• INSTRUCTIONS TO FOLLOW
Restate the data word for word and leave the images out.

[Stored dataset items]
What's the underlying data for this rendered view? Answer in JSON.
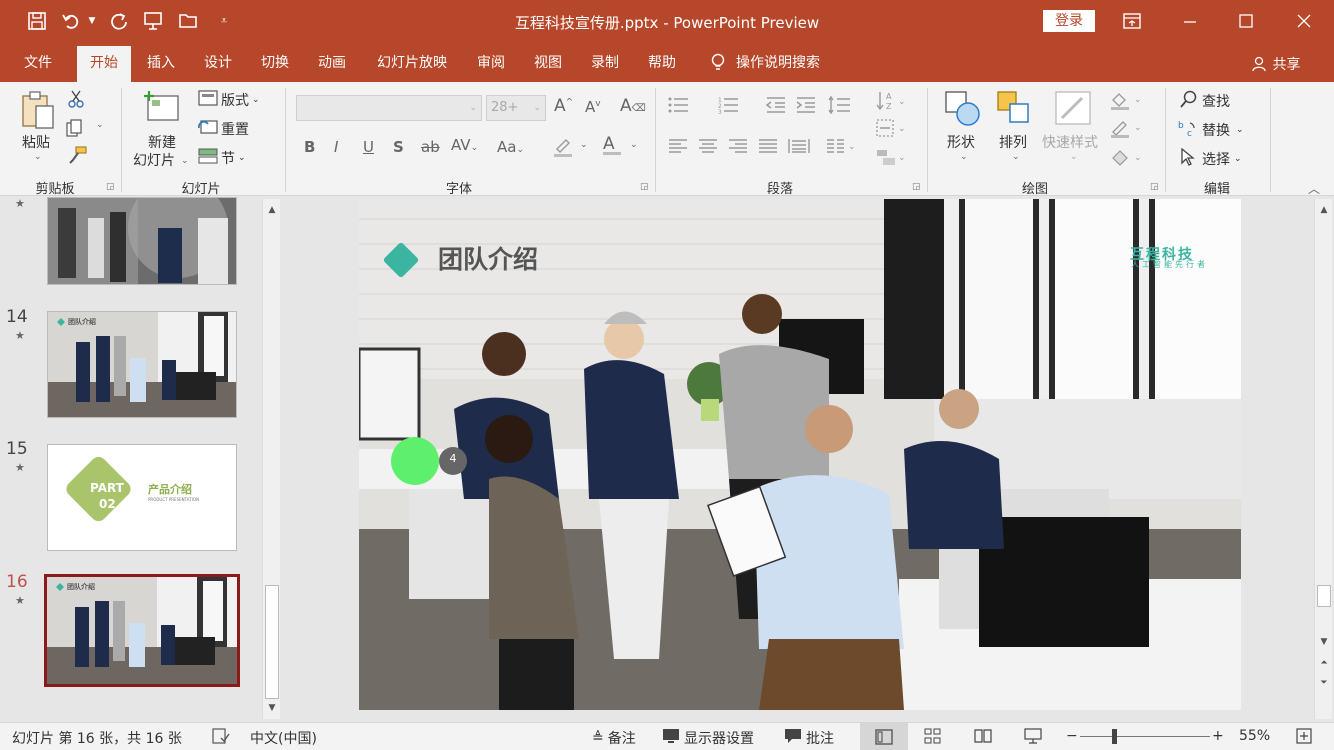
{
  "window": {
    "title": "互程科技宣传册.pptx  -  PowerPoint Preview",
    "login_label": "登录",
    "share_label": "共享"
  },
  "tabs": [
    "文件",
    "开始",
    "插入",
    "设计",
    "切换",
    "动画",
    "幻灯片放映",
    "审阅",
    "视图",
    "录制",
    "帮助"
  ],
  "tell_me": "操作说明搜索",
  "ribbon": {
    "clipboard": {
      "paste": "粘贴",
      "label": "剪贴板"
    },
    "slides": {
      "new_slide_1": "新建",
      "new_slide_2": "幻灯片",
      "layout": "版式",
      "reset": "重置",
      "section": "节",
      "label": "幻灯片"
    },
    "font": {
      "size_placeholder": "28+",
      "label": "字体"
    },
    "paragraph": {
      "label": "段落"
    },
    "drawing": {
      "shapes": "形状",
      "arrange": "排列",
      "quick_styles": "快速样式",
      "label": "绘图"
    },
    "editing": {
      "find": "查找",
      "replace": "替换",
      "select": "选择",
      "label": "编辑"
    }
  },
  "thumbnails": [
    {
      "number": "14",
      "title": "团队介绍",
      "star": "★"
    },
    {
      "number": "15",
      "title": "产品介绍",
      "part": "PART",
      "part_num": "02",
      "subtitle": "PRODUCT PRESENTATION",
      "star": "★"
    },
    {
      "number": "16",
      "title": "团队介绍",
      "star": "★"
    }
  ],
  "slide": {
    "title": "团队介绍",
    "brand": "互程科技",
    "brand_sub": "人工智能先行者",
    "badge_number": "4"
  },
  "status": {
    "slide_info": "幻灯片 第 16 张，共 16 张",
    "language": "中文(中国)",
    "notes": "备注",
    "display_settings": "显示器设置",
    "comments": "批注",
    "zoom": "55%"
  },
  "colors": {
    "accent": "#b7472a",
    "teal": "#3bb5a0",
    "selected_border": "#8b1a1a",
    "green_dot": "#5ef06c"
  }
}
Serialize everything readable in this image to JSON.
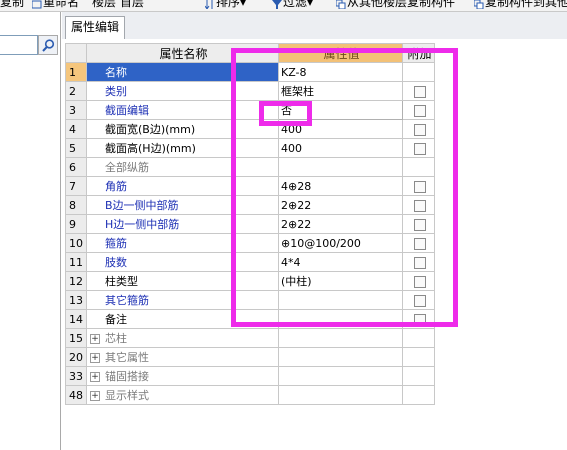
{
  "toolbar": {
    "items": [
      "复制",
      "重命名",
      "楼层",
      "首层",
      "排序",
      "过滤",
      "从其他楼层复制构件",
      "复制构件到其他"
    ]
  },
  "tab": {
    "label": "属性编辑"
  },
  "grid": {
    "headers": {
      "name": "属性名称",
      "value": "属性值",
      "add": "附加"
    },
    "rows": [
      {
        "num": "1",
        "name": "名称",
        "value": "KZ-8",
        "style": "sel"
      },
      {
        "num": "2",
        "name": "类别",
        "value": "框架柱",
        "style": "blue"
      },
      {
        "num": "3",
        "name": "截面编辑",
        "value": "否",
        "style": "blue"
      },
      {
        "num": "4",
        "name": "截面宽(B边)(mm)",
        "value": "400",
        "style": "plain"
      },
      {
        "num": "5",
        "name": "截面高(H边)(mm)",
        "value": "400",
        "style": "plain"
      },
      {
        "num": "6",
        "name": "全部纵筋",
        "value": "",
        "style": "gray"
      },
      {
        "num": "7",
        "name": "角筋",
        "value": "4⊕28",
        "style": "blue"
      },
      {
        "num": "8",
        "name": "B边一侧中部筋",
        "value": "2⊕22",
        "style": "blue"
      },
      {
        "num": "9",
        "name": "H边一侧中部筋",
        "value": "2⊕22",
        "style": "blue"
      },
      {
        "num": "10",
        "name": "箍筋",
        "value": "⊕10@100/200",
        "style": "blue"
      },
      {
        "num": "11",
        "name": "肢数",
        "value": "4*4",
        "style": "blue"
      },
      {
        "num": "12",
        "name": "柱类型",
        "value": "(中柱)",
        "style": "plain"
      },
      {
        "num": "13",
        "name": "其它箍筋",
        "value": "",
        "style": "blue"
      },
      {
        "num": "14",
        "name": "备注",
        "value": "",
        "style": "plain"
      }
    ],
    "groups": [
      {
        "num": "15",
        "name": "芯柱"
      },
      {
        "num": "20",
        "name": "其它属性"
      },
      {
        "num": "33",
        "name": "锚固搭接"
      },
      {
        "num": "48",
        "name": "显示样式"
      }
    ]
  },
  "colors": {
    "annotation": "#ee2bea",
    "selected_row": "#2f63c6",
    "header_value": "#f3c177"
  }
}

• ANSWER TO THIS PROBLEM
What's the underlying data for this rendered view? Answer in JSON.
{
  "window": {
    "title": "互程科技宣传册.pptx  -  PowerPoint Preview",
    "login_label": "登录",
    "share_label": "共享"
  },
  "tabs": [
    "文件",
    "开始",
    "插入",
    "设计",
    "切换",
    "动画",
    "幻灯片放映",
    "审阅",
    "视图",
    "录制",
    "帮助"
  ],
  "tell_me": "操作说明搜索",
  "ribbon": {
    "clipboard": {
      "paste": "粘贴",
      "label": "剪贴板"
    },
    "slides": {
      "new_slide_1": "新建",
      "new_slide_2": "幻灯片",
      "layout": "版式",
      "reset": "重置",
      "section": "节",
      "label": "幻灯片"
    },
    "font": {
      "size_placeholder": "28+",
      "label": "字体"
    },
    "paragraph": {
      "label": "段落"
    },
    "drawing": {
      "shapes": "形状",
      "arrange": "排列",
      "quick_styles": "快速样式",
      "label": "绘图"
    },
    "editing": {
      "find": "查找",
      "replace": "替换",
      "select": "选择",
      "label": "编辑"
    }
  },
  "thumbnails": [
    {
      "number": "14",
      "title": "团队介绍",
      "star": "★"
    },
    {
      "number": "15",
      "title": "产品介绍",
      "part": "PART",
      "part_num": "02",
      "subtitle": "PRODUCT PRESENTATION",
      "star": "★"
    },
    {
      "number": "16",
      "title": "团队介绍",
      "star": "★"
    }
  ],
  "slide": {
    "title": "团队介绍",
    "brand": "互程科技",
    "brand_sub": "人工智能先行者",
    "badge_number": "4"
  },
  "status": {
    "slide_info": "幻灯片 第 16 张，共 16 张",
    "language": "中文(中国)",
    "notes": "备注",
    "display_settings": "显示器设置",
    "comments": "批注",
    "zoom": "55%"
  },
  "colors": {
    "accent": "#b7472a",
    "teal": "#3bb5a0",
    "selected_border": "#8b1a1a",
    "green_dot": "#5ef06c"
  }
}
Serialize everything readable in this image to JSON.
{
  "toolbar": {
    "items": [
      "复制",
      "重命名",
      "楼层",
      "首层",
      "排序",
      "过滤",
      "从其他楼层复制构件",
      "复制构件到其他"
    ]
  },
  "tab": {
    "label": "属性编辑"
  },
  "grid": {
    "headers": {
      "name": "属性名称",
      "value": "属性值",
      "add": "附加"
    },
    "rows": [
      {
        "num": "1",
        "name": "名称",
        "value": "KZ-8",
        "style": "sel"
      },
      {
        "num": "2",
        "name": "类别",
        "value": "框架柱",
        "style": "blue"
      },
      {
        "num": "3",
        "name": "截面编辑",
        "value": "否",
        "style": "blue"
      },
      {
        "num": "4",
        "name": "截面宽(B边)(mm)",
        "value": "400",
        "style": "plain"
      },
      {
        "num": "5",
        "name": "截面高(H边)(mm)",
        "value": "400",
        "style": "plain"
      },
      {
        "num": "6",
        "name": "全部纵筋",
        "value": "",
        "style": "gray"
      },
      {
        "num": "7",
        "name": "角筋",
        "value": "4⊕28",
        "style": "blue"
      },
      {
        "num": "8",
        "name": "B边一侧中部筋",
        "value": "2⊕22",
        "style": "blue"
      },
      {
        "num": "9",
        "name": "H边一侧中部筋",
        "value": "2⊕22",
        "style": "blue"
      },
      {
        "num": "10",
        "name": "箍筋",
        "value": "⊕10@100/200",
        "style": "blue"
      },
      {
        "num": "11",
        "name": "肢数",
        "value": "4*4",
        "style": "blue"
      },
      {
        "num": "12",
        "name": "柱类型",
        "value": "(中柱)",
        "style": "plain"
      },
      {
        "num": "13",
        "name": "其它箍筋",
        "value": "",
        "style": "blue"
      },
      {
        "num": "14",
        "name": "备注",
        "value": "",
        "style": "plain"
      }
    ],
    "groups": [
      {
        "num": "15",
        "name": "芯柱"
      },
      {
        "num": "20",
        "name": "其它属性"
      },
      {
        "num": "33",
        "name": "锚固搭接"
      },
      {
        "num": "48",
        "name": "显示样式"
      }
    ]
  },
  "colors": {
    "annotation": "#ee2bea",
    "selected_row": "#2f63c6",
    "header_value": "#f3c177"
  }
}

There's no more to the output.